March 14

Gerontology a new focus for registered nurses
Sacramento Bee, Anita Creamer

In a small way, the two of them are pioneering the geriatric care of the future. Retired corporate executive George Gabel, 72, regularly sits in front of the computer in his Truckee home to chat via videoconferencing technology about how exercise has helped ease his type 2 diabetes symptoms. In a research center at the UC Davis Health Science Center, Sheridan Miyamoto coaches and encourages him. As a registered nurse, she has worked in an Olivehurst family practice clinic and a Sacramento child abuse clinic. But as a doctoral student at UC Davis' Betty Irene Moore School of Nursing, she's learning that gerontology is a core discipline of health care.

Feb. 4

Nursing shortage
Capitol Public Radio

California is in demand of nurses. Are nursing programs too small for the demand? Are they equipping them well enough for technological changes in the future? Why are some nursing graduates still finding it hard to find jobs? Capitol Public Radio talks about this with Tanya Altmann with the Sacramento State Nursing Department; Monica Small, regional director of Clinical Workforce Development at Sutter; and Holli DeVon, associate professor of the Betty Irene Moore School of Nursing at UC Davis.

Feb. 1

Push to remake nursing profession
KQED Radio

As health care reform is rolled out across the country, there's also a push to change the role the nation's nurses play in providing care. A recent report from The Institute of Medicine calls for an overhaul of the nursing profession to meet upcoming changes to the system, which will face added stress when some 32 million people gain health coverage under the new law.

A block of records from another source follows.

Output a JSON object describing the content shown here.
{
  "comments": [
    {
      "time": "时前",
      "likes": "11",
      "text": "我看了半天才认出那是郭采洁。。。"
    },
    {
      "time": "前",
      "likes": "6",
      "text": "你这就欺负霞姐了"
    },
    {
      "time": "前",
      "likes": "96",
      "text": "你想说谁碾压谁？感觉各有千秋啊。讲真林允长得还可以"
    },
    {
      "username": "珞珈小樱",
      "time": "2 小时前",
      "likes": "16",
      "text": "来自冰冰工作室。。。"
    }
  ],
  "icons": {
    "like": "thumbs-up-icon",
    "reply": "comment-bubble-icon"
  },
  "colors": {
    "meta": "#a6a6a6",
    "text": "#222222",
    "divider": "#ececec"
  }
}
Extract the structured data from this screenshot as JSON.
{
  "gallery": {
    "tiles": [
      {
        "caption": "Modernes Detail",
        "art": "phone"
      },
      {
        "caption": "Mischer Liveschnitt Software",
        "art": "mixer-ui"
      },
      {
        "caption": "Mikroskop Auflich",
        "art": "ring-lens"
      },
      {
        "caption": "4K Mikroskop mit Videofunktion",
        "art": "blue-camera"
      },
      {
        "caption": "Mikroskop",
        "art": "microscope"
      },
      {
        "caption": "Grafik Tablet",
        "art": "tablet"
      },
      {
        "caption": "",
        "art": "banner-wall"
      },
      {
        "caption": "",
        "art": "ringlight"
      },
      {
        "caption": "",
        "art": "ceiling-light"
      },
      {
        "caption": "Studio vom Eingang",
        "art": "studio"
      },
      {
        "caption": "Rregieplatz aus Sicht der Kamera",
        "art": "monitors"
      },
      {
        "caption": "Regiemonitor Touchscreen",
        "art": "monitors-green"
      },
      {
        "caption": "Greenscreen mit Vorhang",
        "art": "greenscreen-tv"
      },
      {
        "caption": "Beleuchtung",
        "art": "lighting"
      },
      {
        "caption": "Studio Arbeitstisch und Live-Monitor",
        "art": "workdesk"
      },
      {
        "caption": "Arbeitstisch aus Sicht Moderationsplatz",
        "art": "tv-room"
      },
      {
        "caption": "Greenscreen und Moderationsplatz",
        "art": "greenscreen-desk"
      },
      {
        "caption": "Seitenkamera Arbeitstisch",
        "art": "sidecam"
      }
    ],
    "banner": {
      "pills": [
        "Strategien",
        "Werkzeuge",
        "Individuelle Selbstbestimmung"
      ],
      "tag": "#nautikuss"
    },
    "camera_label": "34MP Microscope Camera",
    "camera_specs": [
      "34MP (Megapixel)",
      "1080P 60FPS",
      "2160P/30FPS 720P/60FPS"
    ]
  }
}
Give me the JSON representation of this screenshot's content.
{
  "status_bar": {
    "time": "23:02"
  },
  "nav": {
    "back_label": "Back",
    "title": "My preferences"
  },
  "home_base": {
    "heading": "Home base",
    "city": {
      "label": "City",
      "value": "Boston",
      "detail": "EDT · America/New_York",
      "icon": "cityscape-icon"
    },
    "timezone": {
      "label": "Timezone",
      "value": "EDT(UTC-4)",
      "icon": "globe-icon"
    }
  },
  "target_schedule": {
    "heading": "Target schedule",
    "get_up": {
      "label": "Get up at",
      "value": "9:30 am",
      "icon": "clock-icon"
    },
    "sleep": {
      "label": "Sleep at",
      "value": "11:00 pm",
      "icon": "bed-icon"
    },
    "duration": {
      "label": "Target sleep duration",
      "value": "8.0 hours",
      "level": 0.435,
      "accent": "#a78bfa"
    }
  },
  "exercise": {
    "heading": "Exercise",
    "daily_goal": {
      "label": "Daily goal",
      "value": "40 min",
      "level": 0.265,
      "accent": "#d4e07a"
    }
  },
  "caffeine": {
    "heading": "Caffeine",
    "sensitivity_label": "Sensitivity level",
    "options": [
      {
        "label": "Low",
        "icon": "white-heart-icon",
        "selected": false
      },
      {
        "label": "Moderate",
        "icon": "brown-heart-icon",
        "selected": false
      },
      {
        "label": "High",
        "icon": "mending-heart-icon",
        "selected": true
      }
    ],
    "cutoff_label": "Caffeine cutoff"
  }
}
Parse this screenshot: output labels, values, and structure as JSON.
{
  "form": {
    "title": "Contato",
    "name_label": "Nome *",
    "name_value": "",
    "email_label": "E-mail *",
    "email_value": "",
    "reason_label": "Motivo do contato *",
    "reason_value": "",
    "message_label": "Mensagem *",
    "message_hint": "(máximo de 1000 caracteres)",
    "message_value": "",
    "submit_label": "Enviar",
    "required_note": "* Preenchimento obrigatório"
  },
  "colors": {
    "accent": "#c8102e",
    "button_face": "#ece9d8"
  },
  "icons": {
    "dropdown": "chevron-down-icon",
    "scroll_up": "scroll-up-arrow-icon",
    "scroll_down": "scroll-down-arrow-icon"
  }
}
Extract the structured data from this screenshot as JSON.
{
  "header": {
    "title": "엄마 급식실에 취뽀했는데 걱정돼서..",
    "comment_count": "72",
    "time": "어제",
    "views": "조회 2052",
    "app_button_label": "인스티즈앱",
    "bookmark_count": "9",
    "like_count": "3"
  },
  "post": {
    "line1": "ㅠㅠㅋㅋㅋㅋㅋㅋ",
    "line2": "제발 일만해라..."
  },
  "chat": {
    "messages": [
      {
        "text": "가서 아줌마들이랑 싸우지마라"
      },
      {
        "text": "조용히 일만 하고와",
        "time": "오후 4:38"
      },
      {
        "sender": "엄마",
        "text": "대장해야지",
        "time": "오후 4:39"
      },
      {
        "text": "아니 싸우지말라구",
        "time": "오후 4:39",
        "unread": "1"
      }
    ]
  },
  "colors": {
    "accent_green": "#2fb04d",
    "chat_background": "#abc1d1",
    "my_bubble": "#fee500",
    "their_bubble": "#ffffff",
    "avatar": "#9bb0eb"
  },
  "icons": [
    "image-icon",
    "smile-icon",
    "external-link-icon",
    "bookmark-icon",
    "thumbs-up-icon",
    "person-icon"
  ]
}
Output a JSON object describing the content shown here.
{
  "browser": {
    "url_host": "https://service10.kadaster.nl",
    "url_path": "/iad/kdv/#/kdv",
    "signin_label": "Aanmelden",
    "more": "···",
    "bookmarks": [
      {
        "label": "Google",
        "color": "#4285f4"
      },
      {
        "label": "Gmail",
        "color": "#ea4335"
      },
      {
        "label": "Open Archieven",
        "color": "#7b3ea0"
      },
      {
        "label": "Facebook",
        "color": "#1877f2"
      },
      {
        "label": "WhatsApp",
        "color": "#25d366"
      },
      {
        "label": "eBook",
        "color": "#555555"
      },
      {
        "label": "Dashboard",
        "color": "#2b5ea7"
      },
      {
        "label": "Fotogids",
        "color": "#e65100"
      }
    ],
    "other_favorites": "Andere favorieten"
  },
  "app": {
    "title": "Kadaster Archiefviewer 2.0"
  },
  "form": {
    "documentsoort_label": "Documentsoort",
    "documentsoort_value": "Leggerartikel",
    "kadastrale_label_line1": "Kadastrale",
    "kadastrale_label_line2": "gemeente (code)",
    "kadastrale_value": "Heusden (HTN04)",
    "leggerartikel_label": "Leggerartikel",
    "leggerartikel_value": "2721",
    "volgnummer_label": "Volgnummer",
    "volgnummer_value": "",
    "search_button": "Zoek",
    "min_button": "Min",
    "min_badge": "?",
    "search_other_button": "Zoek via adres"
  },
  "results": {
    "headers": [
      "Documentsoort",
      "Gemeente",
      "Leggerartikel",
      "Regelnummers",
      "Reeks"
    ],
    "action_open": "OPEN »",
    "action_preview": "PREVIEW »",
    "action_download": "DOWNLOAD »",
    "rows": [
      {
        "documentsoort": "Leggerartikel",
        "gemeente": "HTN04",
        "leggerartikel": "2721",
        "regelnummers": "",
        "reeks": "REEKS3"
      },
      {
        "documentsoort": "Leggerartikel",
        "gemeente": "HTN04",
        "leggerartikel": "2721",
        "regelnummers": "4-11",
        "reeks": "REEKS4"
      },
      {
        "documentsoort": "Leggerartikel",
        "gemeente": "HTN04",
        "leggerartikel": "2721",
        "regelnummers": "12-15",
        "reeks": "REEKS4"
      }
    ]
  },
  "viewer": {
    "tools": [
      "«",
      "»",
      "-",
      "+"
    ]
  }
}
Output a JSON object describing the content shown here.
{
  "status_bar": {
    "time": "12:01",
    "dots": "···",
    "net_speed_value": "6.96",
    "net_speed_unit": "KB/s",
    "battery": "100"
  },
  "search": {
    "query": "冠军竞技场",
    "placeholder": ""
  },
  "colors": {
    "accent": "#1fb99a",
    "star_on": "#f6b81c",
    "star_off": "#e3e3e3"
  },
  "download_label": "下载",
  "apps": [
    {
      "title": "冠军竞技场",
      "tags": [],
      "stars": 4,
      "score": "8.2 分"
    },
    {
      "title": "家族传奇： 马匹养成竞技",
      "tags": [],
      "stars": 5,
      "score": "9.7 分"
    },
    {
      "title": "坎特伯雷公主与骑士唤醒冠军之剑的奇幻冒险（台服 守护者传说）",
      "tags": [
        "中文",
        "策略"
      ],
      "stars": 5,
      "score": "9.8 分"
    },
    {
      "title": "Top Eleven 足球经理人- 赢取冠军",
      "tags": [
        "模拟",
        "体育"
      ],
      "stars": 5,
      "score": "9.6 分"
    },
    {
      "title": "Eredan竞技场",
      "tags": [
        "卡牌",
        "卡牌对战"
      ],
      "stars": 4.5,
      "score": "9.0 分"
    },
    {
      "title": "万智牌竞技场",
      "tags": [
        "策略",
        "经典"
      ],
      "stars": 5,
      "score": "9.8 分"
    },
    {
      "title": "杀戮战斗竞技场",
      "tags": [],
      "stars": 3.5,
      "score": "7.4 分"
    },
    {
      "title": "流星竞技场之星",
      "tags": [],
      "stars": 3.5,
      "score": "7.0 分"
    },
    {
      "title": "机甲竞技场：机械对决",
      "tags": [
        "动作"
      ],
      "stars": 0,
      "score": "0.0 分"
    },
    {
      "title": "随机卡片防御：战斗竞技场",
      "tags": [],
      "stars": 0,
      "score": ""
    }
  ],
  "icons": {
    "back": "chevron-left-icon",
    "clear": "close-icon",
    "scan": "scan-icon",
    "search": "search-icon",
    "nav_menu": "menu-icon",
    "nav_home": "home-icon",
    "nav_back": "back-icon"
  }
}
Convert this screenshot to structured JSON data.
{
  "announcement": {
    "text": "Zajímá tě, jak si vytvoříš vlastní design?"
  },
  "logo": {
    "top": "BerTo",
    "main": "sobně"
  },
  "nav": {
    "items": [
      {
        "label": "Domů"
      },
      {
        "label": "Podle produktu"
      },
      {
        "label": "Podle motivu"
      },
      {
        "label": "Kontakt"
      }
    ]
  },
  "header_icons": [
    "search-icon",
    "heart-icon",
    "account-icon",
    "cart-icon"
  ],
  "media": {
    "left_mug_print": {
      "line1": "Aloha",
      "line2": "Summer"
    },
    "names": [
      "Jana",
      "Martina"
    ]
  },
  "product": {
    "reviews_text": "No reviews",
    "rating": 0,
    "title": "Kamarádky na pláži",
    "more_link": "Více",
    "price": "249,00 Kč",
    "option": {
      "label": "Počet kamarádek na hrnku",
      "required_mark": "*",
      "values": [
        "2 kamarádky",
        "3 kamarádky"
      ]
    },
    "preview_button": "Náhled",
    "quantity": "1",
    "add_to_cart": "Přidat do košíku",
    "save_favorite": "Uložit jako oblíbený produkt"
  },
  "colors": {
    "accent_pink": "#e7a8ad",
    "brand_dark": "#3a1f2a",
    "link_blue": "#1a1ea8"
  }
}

Host Tara Siler talks to Dr Heather Young, Dean of the UC Davis Nursing School and a member of the panel planning to implement the recommedations here in California.

Jan. 20

Study shows obstacles in Hmong and Mien getting aid for mentally disabled children
Asian Weekly

Researchers at the Betty Irene Moore School of Nursing at University of California, Davis (UC Davis) explored the relationship between Hmong and Mein communities and the lack of knowledge within each community about how to pursue services for their developmentally disabled children. The study focused on the Hmong and Mien populations in Central Valley, an area of Sacramento, Calif. For this study, entitled “Understanding Developmental Disabilities in Families of Southeast Asian Origin,” UC Davis partnered with local groups, including the Hmong Women’s Heritage Association and the United Iu-Mien Community, to interview representatives from the communities. These representatives were Hmong and Mien Asian American individuals with mentally/physically impaired children.

Jan. 3

Ethnic groups battle varying health issues
Sacramento Business Journal, Kathy Robertson

African-Americans are two to three times more likely than other populations to be hospitalized for preventable health conditions — including diabetes, asthma and heart disease — according to a new report by the Office of Statewide Health Planning and Development.


Nursing a Quandary: A worker shortage with no jobs?
Comstock's Magazine, Josh Brodesky

California might be facing a long-term nursing shortage of epic proportions, but that doesn’t mean it’s easy to find a job. Blame it on the Great Recession, but for new nurses it’s harder than ever to get a foot in the employment door. Nursing jobs are so scarce that it’s taking many new nurses months to find work, and when they do, they are often moving to new cities or out of the state. Some have given up the search all together and, despite their degrees, are now working outside of health care.